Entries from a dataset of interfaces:

━━━━━━

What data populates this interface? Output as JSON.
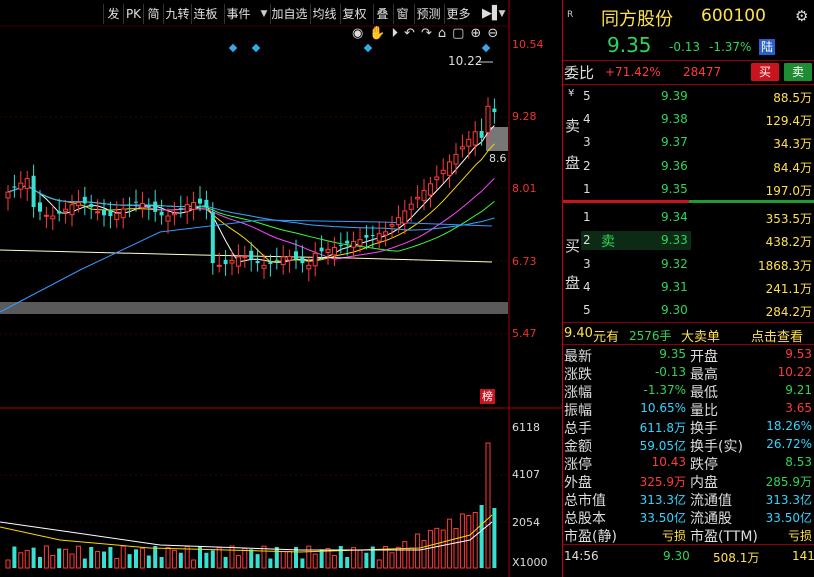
{
  "toolbar": {
    "items": [
      "发",
      "PK",
      "简",
      "九转",
      "连板",
      "事件",
      "加自选",
      "均线",
      "复权",
      "叠",
      "窗",
      "预测",
      "更多"
    ]
  },
  "chart": {
    "price_labels": [
      "10.54",
      "9.28",
      "8.01",
      "6.73",
      "5.47"
    ],
    "high_label": "10.22",
    "low_label": "8.6",
    "volume_labels": [
      "6118",
      "4107",
      "2054"
    ],
    "volume_unit": "X1000",
    "tag": "榜"
  },
  "stock": {
    "name": "同方股份",
    "code": "600100",
    "price": "9.35",
    "change": "-0.13",
    "pct": "-1.37%",
    "board": "陆"
  },
  "ratio": {
    "label": "委比",
    "value": "+71.42%",
    "diff": "28477",
    "buy_label": "买",
    "sell_label": "卖"
  },
  "sell_side": {
    "label": [
      "卖",
      "盘"
    ],
    "yen": "¥",
    "rows": [
      {
        "n": "5",
        "price": "9.39",
        "vol": "88.5万"
      },
      {
        "n": "4",
        "price": "9.38",
        "vol": "129.4万"
      },
      {
        "n": "3",
        "price": "9.37",
        "vol": "34.3万"
      },
      {
        "n": "2",
        "price": "9.36",
        "vol": "84.4万"
      },
      {
        "n": "1",
        "price": "9.35",
        "vol": "197.0万"
      }
    ]
  },
  "buy_side": {
    "label": [
      "买",
      "盘"
    ],
    "rows": [
      {
        "n": "1",
        "price": "9.34",
        "vol": "353.5万",
        "tag": ""
      },
      {
        "n": "2",
        "price": "9.33",
        "vol": "438.2万",
        "tag": "卖"
      },
      {
        "n": "3",
        "price": "9.32",
        "vol": "1868.3万",
        "tag": ""
      },
      {
        "n": "4",
        "price": "9.31",
        "vol": "241.1万",
        "tag": ""
      },
      {
        "n": "5",
        "price": "9.30",
        "vol": "284.2万",
        "tag": ""
      }
    ]
  },
  "big_order": {
    "price": "9.40",
    "unit1": "元有",
    "amount": "2576手",
    "label": "大卖单",
    "link": "点击查看"
  },
  "stats": [
    {
      "l1": "最新",
      "v1": "9.35",
      "l2": "开盘",
      "v2": "9.53"
    },
    {
      "l1": "涨跌",
      "v1": "-0.13",
      "l2": "最高",
      "v2": "10.22"
    },
    {
      "l1": "涨幅",
      "v1": "-1.37%",
      "l2": "最低",
      "v2": "9.21"
    },
    {
      "l1": "振幅",
      "v1": "10.65%",
      "l2": "量比",
      "v2": "3.65"
    },
    {
      "l1": "总手",
      "v1": "611.8万",
      "l2": "换手",
      "v2": "18.26%"
    },
    {
      "l1": "金额",
      "v1": "59.05亿",
      "l2": "换手(实)",
      "v2": "26.72%"
    },
    {
      "l1": "涨停",
      "v1": "10.43",
      "l2": "跌停",
      "v2": "8.53"
    },
    {
      "l1": "外盘",
      "v1": "325.9万",
      "l2": "内盘",
      "v2": "285.9万"
    },
    {
      "l1": "总市值",
      "v1": "313.3亿",
      "l2": "流通值",
      "v2": "313.3亿"
    },
    {
      "l1": "总股本",
      "v1": "33.50亿",
      "l2": "流通股",
      "v2": "33.50亿"
    },
    {
      "l1": "市盈(静)",
      "v1": "亏损",
      "l2": "市盈(TTM)",
      "v2": "亏损"
    }
  ],
  "tick": {
    "time": "14:56",
    "price": "9.30",
    "vol": "508.1万",
    "num": "141"
  }
}
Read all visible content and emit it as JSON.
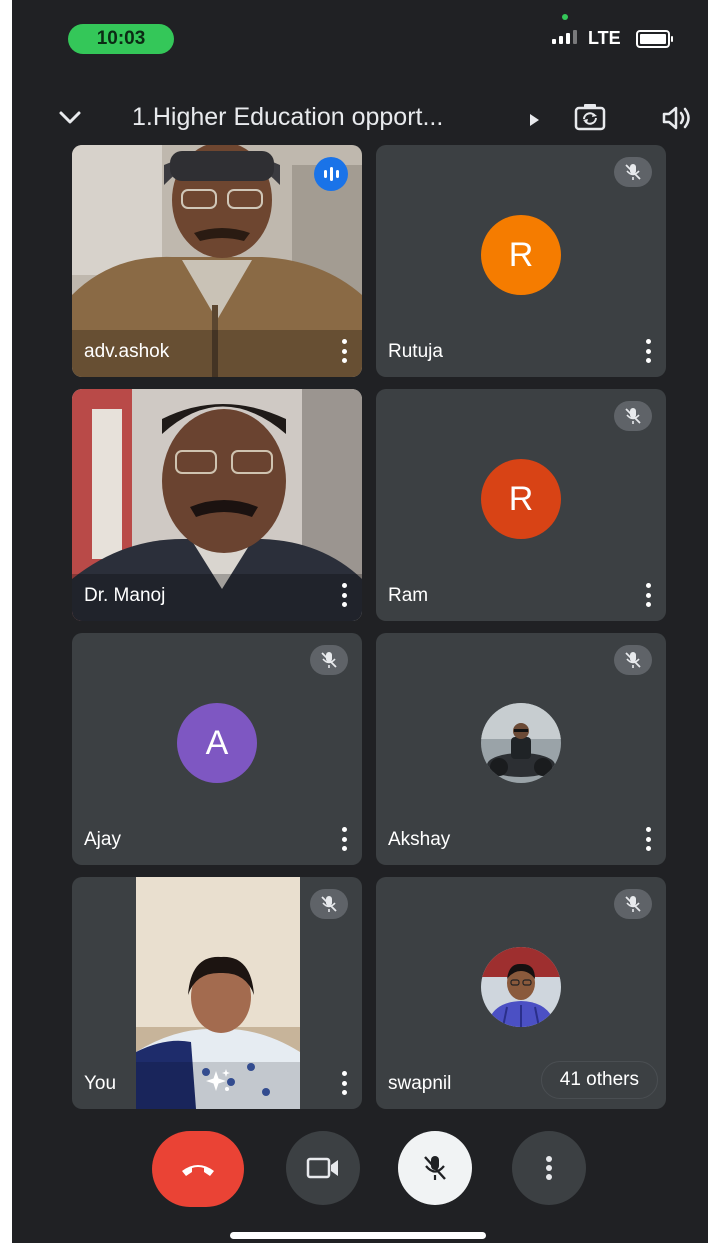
{
  "status_bar": {
    "time": "10:03",
    "network": "LTE"
  },
  "meeting": {
    "title": "1.Higher Education opport..."
  },
  "participants": [
    {
      "name": "adv.ashok",
      "speaking": true
    },
    {
      "name": "Rutuja",
      "initial": "R",
      "avatar_color": "#f57c00"
    },
    {
      "name": "Dr. Manoj"
    },
    {
      "name": "Ram",
      "initial": "R",
      "avatar_color": "#d84315"
    },
    {
      "name": "Ajay",
      "initial": "A",
      "avatar_color": "#7e57c2"
    },
    {
      "name": "Akshay"
    },
    {
      "name": "You"
    },
    {
      "name": "swapnil",
      "others_label": "41 others"
    }
  ],
  "controls": [
    "end-call",
    "camera",
    "microphone",
    "more-options"
  ],
  "colors": {
    "background": "#202124",
    "tile": "#3c4043",
    "end_call": "#ea4335",
    "speaking": "#1a73e8"
  }
}
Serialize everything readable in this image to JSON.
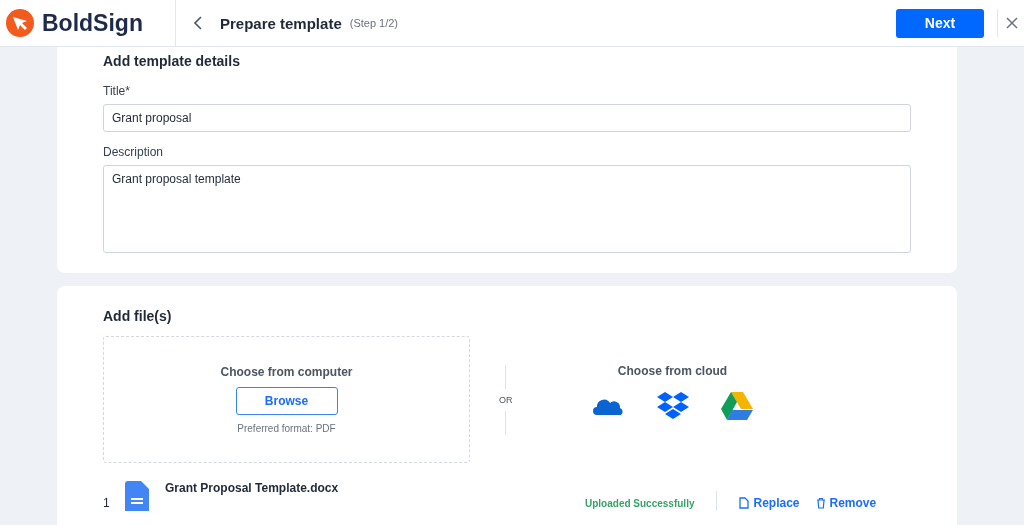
{
  "header": {
    "brand": "BoldSign",
    "title": "Prepare template",
    "step": "(Step 1/2)",
    "next_button": "Next"
  },
  "details": {
    "heading": "Add template details",
    "title_label": "Title*",
    "title_value": "Grant proposal",
    "description_label": "Description",
    "description_value": "Grant proposal template"
  },
  "files": {
    "heading": "Add file(s)",
    "computer": {
      "label": "Choose from computer",
      "button": "Browse",
      "hint": "Preferred format: PDF"
    },
    "or": "OR",
    "cloud": {
      "label": "Choose from cloud",
      "providers": [
        {
          "kind": "onedrive"
        },
        {
          "kind": "dropbox"
        },
        {
          "kind": "drive"
        }
      ]
    },
    "items": [
      {
        "index": "1",
        "name": "Grant Proposal Template.docx",
        "status": "Uploaded Successfully",
        "actions": [
          {
            "kind": "replace",
            "label": "Replace"
          },
          {
            "kind": "remove",
            "label": "Remove"
          }
        ]
      }
    ]
  }
}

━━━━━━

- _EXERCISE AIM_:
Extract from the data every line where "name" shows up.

- _RESULT OF THIS EXERCISE_:
    "name": "同方股份",
      "name": "adv.ashok",
      "name": "Rutuja",
      "name": "Dr. Manoj"
      "name": "Ram",
      "name": "Ajay",
      "name": "Akshay"
      "name": "You"
      "name": "swapnil",
        "name": "Grant Proposal Template.docx",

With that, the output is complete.